• _EXERCISE OBJECTIVE_:
Lines of the data that contain the word "icon" are the ones to copy.
########################################
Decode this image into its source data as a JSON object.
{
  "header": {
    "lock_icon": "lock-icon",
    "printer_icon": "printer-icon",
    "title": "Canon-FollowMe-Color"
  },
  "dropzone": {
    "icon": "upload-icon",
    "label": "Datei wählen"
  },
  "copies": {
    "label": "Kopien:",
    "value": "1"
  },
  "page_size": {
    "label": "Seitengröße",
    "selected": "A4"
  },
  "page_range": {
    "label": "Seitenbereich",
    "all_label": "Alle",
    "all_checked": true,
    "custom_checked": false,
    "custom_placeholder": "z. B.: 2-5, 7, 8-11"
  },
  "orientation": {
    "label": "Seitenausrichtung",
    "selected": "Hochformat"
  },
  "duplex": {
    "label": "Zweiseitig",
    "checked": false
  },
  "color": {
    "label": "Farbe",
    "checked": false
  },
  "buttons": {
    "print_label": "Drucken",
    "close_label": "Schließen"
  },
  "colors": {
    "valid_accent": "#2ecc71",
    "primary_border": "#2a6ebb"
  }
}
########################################
• _RESPONSE TO THE EXERCISE_:
    "lock_icon": "lock-icon",
    "printer_icon": "printer-icon",
    "icon": "upload-icon",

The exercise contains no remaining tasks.